Secrétaire à abattant by Etienne Avril (1748-1791) Paris, circa 1780.
Estampillé E. AVRIL & marque JME. 

Avril’s furniture is neo-classical in design, the fashionable style of the Louis XVI period. He was noted for making ‘commodes, consoles, bibliothèques, secrétaires et chiffonniers’ mostly in mahogany or satinwood although he also employed other woods such as lemon veneer and rosewood. The rigorous and clean lines of his furniture were accentuated by brass mouldings which often bordered panels of marquetry or exotic veneers. After 1775 he also began adding bisque porcelain to the design of his furniture. For example, he added two nymphs made of bisque to a wardrobe he designed for the Palace of Fontainebleau.

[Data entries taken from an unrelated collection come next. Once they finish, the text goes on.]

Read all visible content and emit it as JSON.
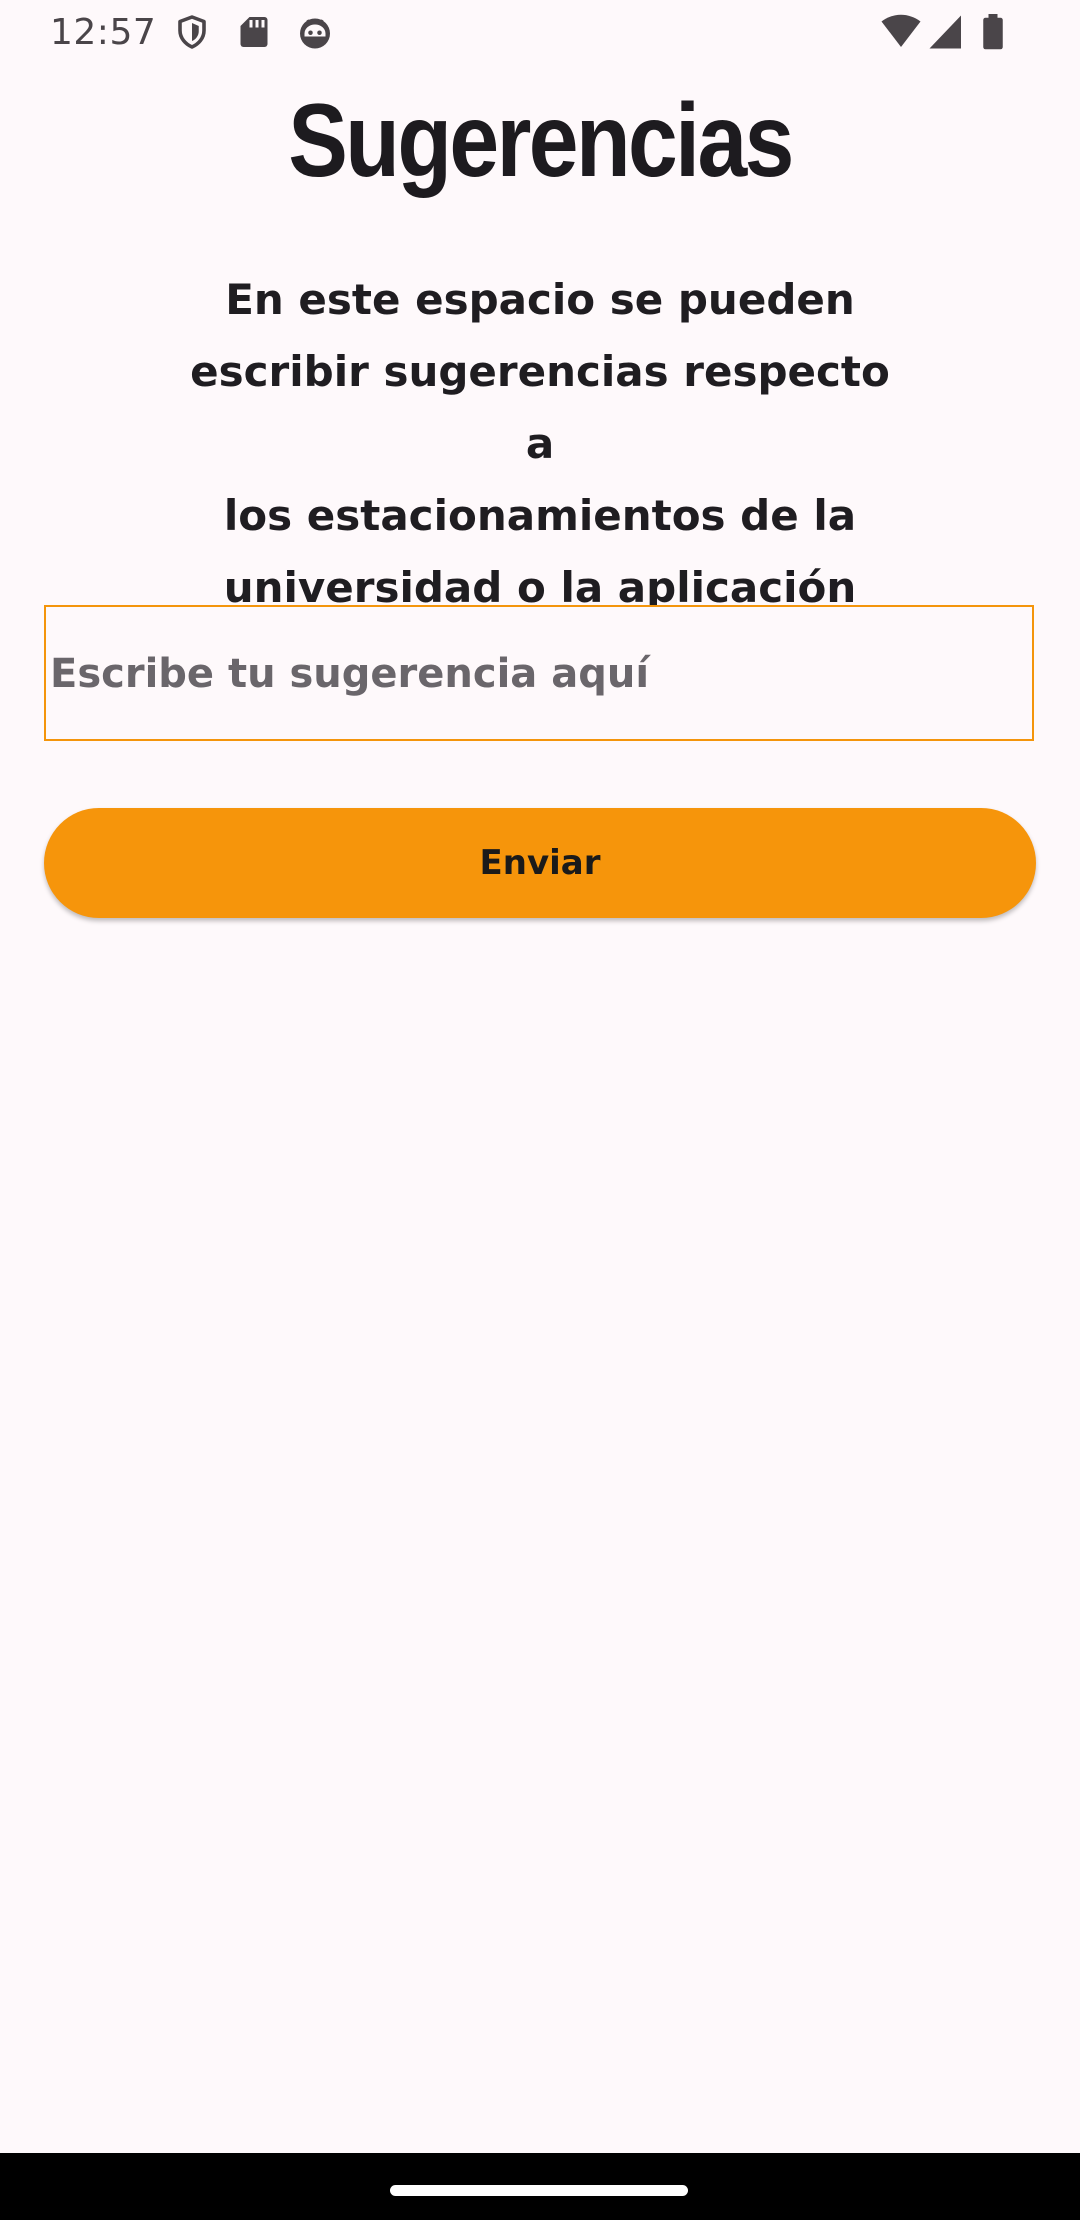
{
  "status_bar": {
    "time": "12:57",
    "left_icons": [
      "shield-icon",
      "sd-card-icon",
      "android-face-icon"
    ],
    "right_icons": [
      "wifi-icon",
      "cell-signal-icon",
      "battery-icon"
    ]
  },
  "page": {
    "title": "Sugerencias",
    "description_lines": [
      "En este espacio se pueden",
      "escribir sugerencias respecto a",
      "los estacionamientos de la",
      "universidad o la aplicación"
    ]
  },
  "suggestion_input": {
    "value": "",
    "placeholder": "Escribe tu sugerencia aquí"
  },
  "send_button": {
    "label": "Enviar"
  },
  "colors": {
    "accent": "#f6950b",
    "background": "#fef9fb",
    "text": "#1d1b1f"
  }
}
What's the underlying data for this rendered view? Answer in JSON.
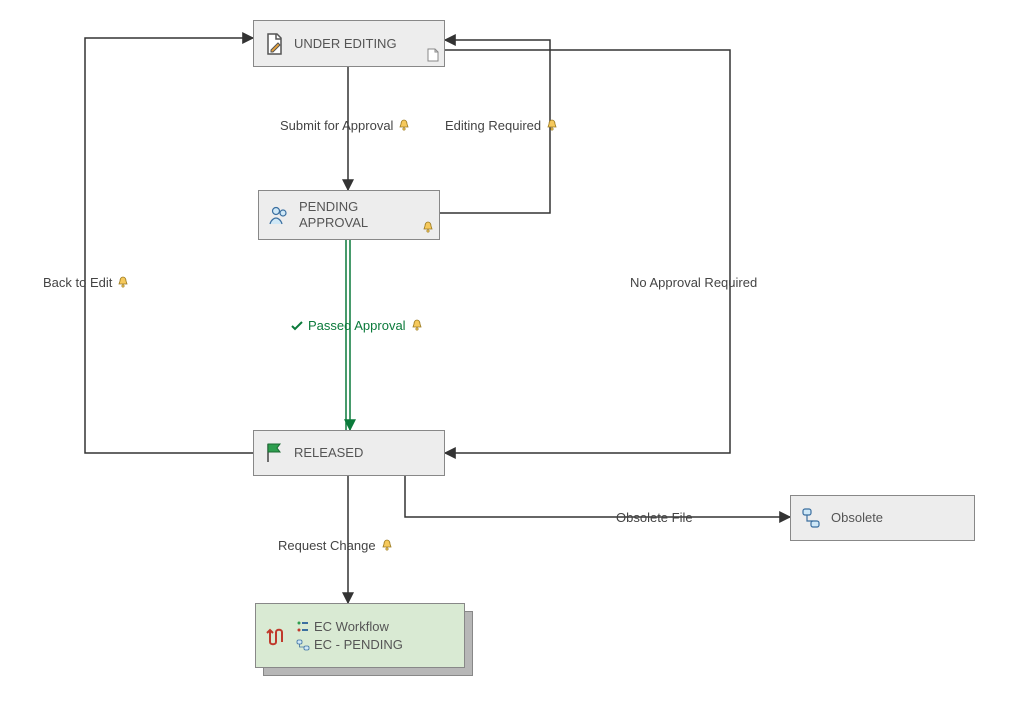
{
  "nodes": {
    "under_editing": {
      "label": "UNDER EDITING"
    },
    "pending_approval": {
      "label": "PENDING\nAPPROVAL"
    },
    "released": {
      "label": "RELEASED"
    },
    "obsolete": {
      "label": "Obsolete"
    },
    "ec": {
      "line1": "EC Workflow",
      "line2": "EC - PENDING"
    }
  },
  "edges": {
    "submit_for_approval": {
      "label": "Submit for Approval"
    },
    "editing_required": {
      "label": "Editing Required"
    },
    "no_approval_required": {
      "label": "No Approval Required"
    },
    "back_to_edit": {
      "label": "Back to Edit"
    },
    "passed_approval": {
      "label": "Passed Approval"
    },
    "request_change": {
      "label": "Request Change"
    },
    "obsolete_file": {
      "label": "Obsolete File"
    }
  },
  "icons": {
    "edit_doc": "edit-document-icon",
    "people": "people-icon",
    "flag": "flag-icon",
    "workflow": "workflow-icon",
    "bullets": "list-icon",
    "loop": "loop-icon",
    "bell": "bell-icon",
    "check": "check-icon",
    "doc_corner": "document-corner-icon"
  }
}
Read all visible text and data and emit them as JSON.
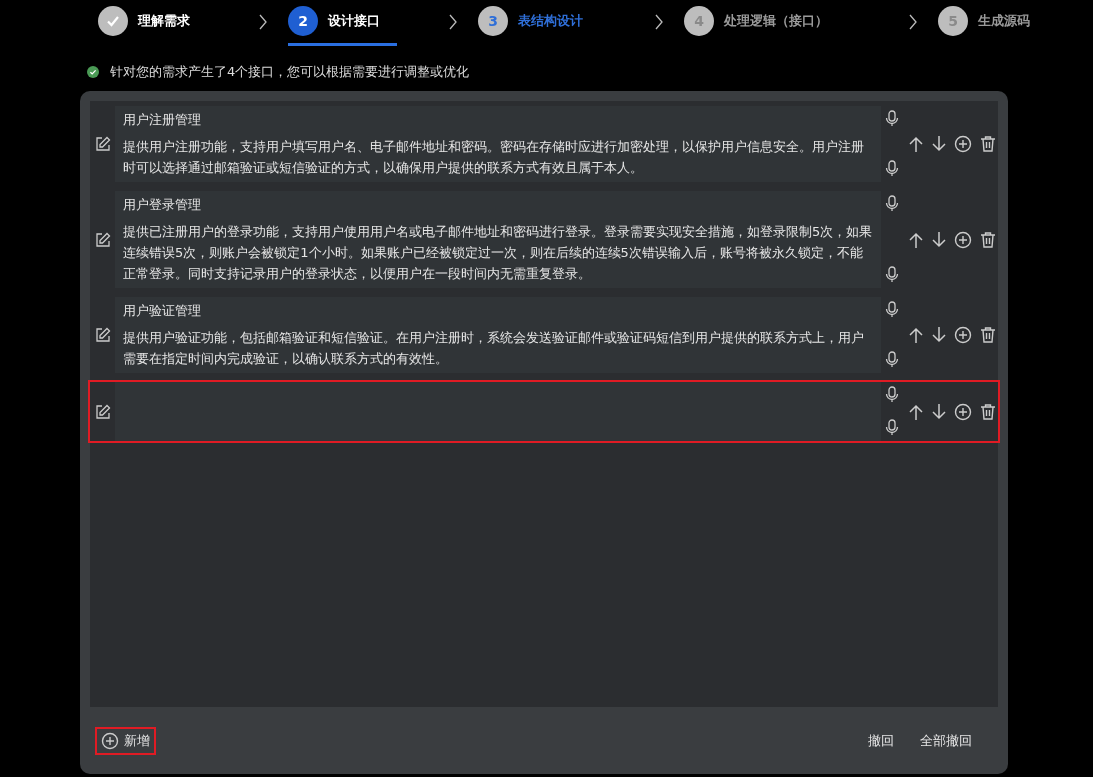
{
  "steps": [
    {
      "label": "理解需求",
      "kind": "done"
    },
    {
      "number": "2",
      "label": "设计接口",
      "kind": "current"
    },
    {
      "number": "3",
      "label": "表结构设计",
      "kind": "next"
    },
    {
      "number": "4",
      "label": "处理逻辑（接口）",
      "kind": "pending"
    },
    {
      "number": "5",
      "label": "生成源码",
      "kind": "pending"
    }
  ],
  "message": "针对您的需求产生了4个接口，您可以根据需要进行调整或优化",
  "interfaces": [
    {
      "title": "用户注册管理",
      "description": "提供用户注册功能，支持用户填写用户名、电子邮件地址和密码。密码在存储时应进行加密处理，以保护用户信息安全。用户注册时可以选择通过邮箱验证或短信验证的方式，以确保用户提供的联系方式有效且属于本人。",
      "highlighted": false
    },
    {
      "title": "用户登录管理",
      "description": "提供已注册用户的登录功能，支持用户使用用户名或电子邮件地址和密码进行登录。登录需要实现安全措施，如登录限制5次，如果连续错误5次，则账户会被锁定1个小时。如果账户已经被锁定过一次，则在后续的连续5次错误输入后，账号将被永久锁定，不能正常登录。同时支持记录用户的登录状态，以便用户在一段时间内无需重复登录。",
      "highlighted": false
    },
    {
      "title": "用户验证管理",
      "description": "提供用户验证功能，包括邮箱验证和短信验证。在用户注册时，系统会发送验证邮件或验证码短信到用户提供的联系方式上，用户需要在指定时间内完成验证，以确认联系方式的有效性。",
      "highlighted": false
    },
    {
      "highlighted": true
    }
  ],
  "add_button": {
    "label": "新增",
    "highlighted": true
  },
  "footer_buttons": [
    "撤回",
    "全部撤回"
  ]
}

Michael Gregory



Notable pieces of furniture by Etienne Avril are in the following collections:

Château de Fontainebleau - Louis XVI wardrobe in mahogany framed ebony

Musée Marmottan-Paris - Small Louis XVI wardrobe with two drawers, clad in rosewood

Museum of Decorative Arts-Lyon - An oval-shaped chiffonière Table

He produced pieces for Queen Marie Antoinette for Château de Saint-Cloud.